Entries from a dataset of interfaces:

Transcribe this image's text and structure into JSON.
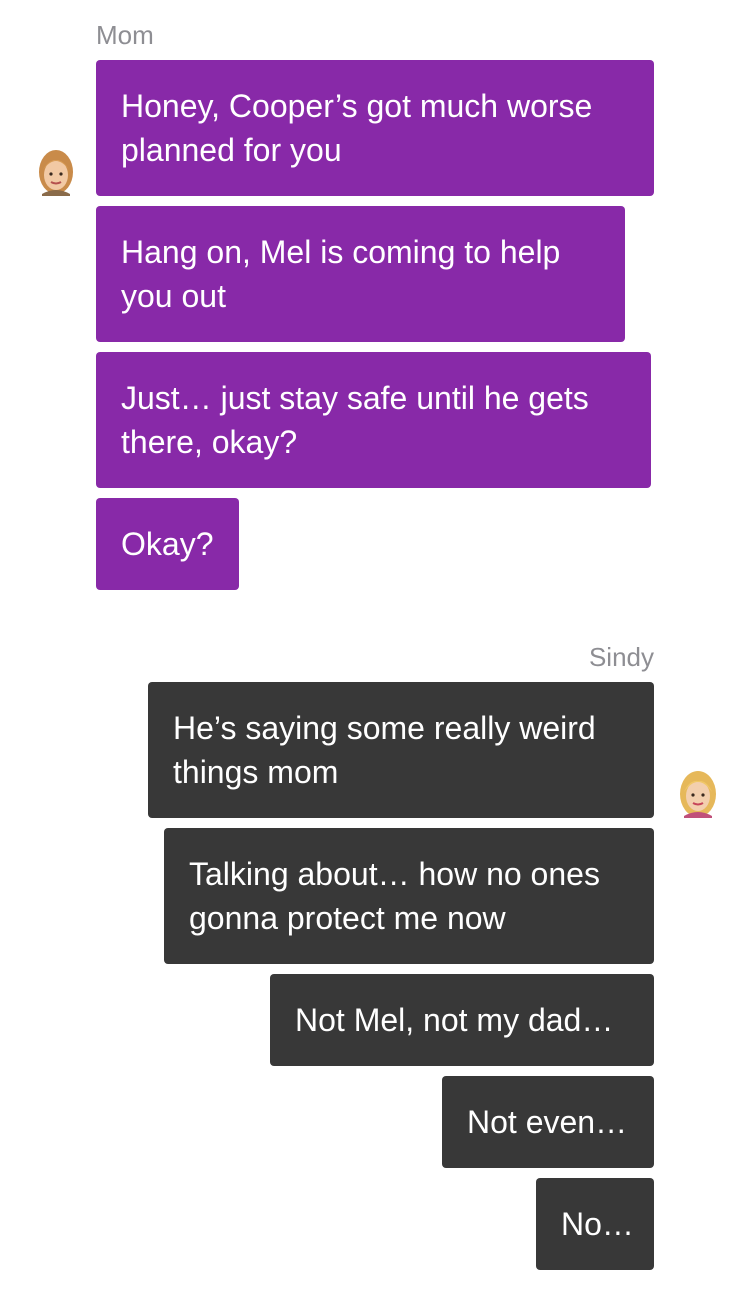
{
  "thread": {
    "incoming_sender": "Mom",
    "outgoing_sender": "Sindy",
    "incoming_messages": [
      "Honey, Cooper’s got much worse planned for you",
      "Hang on, Mel is coming to help you out",
      "Just… just stay safe until he gets there, okay?",
      "Okay?"
    ],
    "outgoing_messages": [
      "He’s saying some really weird things mom",
      "Talking about… how no ones gonna protect me now",
      "Not Mel, not my dad…",
      "Not even…",
      "No…"
    ]
  },
  "colors": {
    "incoming_bubble": "#8829a8",
    "outgoing_bubble": "#383838",
    "sender_label": "#8e8e93"
  }
}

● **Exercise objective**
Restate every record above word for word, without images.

● **Result of the task**
Transcribe this image's text and structure into JSON.
{
  "thread": {
    "incoming_sender": "Mom",
    "outgoing_sender": "Sindy",
    "incoming_messages": [
      "Honey, Cooper’s got much worse planned for you",
      "Hang on, Mel is coming to help you out",
      "Just… just stay safe until he gets there, okay?",
      "Okay?"
    ],
    "outgoing_messages": [
      "He’s saying some really weird things mom",
      "Talking about… how no ones gonna protect me now",
      "Not Mel, not my dad…",
      "Not even…",
      "No…"
    ]
  },
  "colors": {
    "incoming_bubble": "#8829a8",
    "outgoing_bubble": "#383838",
    "sender_label": "#8e8e93"
  }
}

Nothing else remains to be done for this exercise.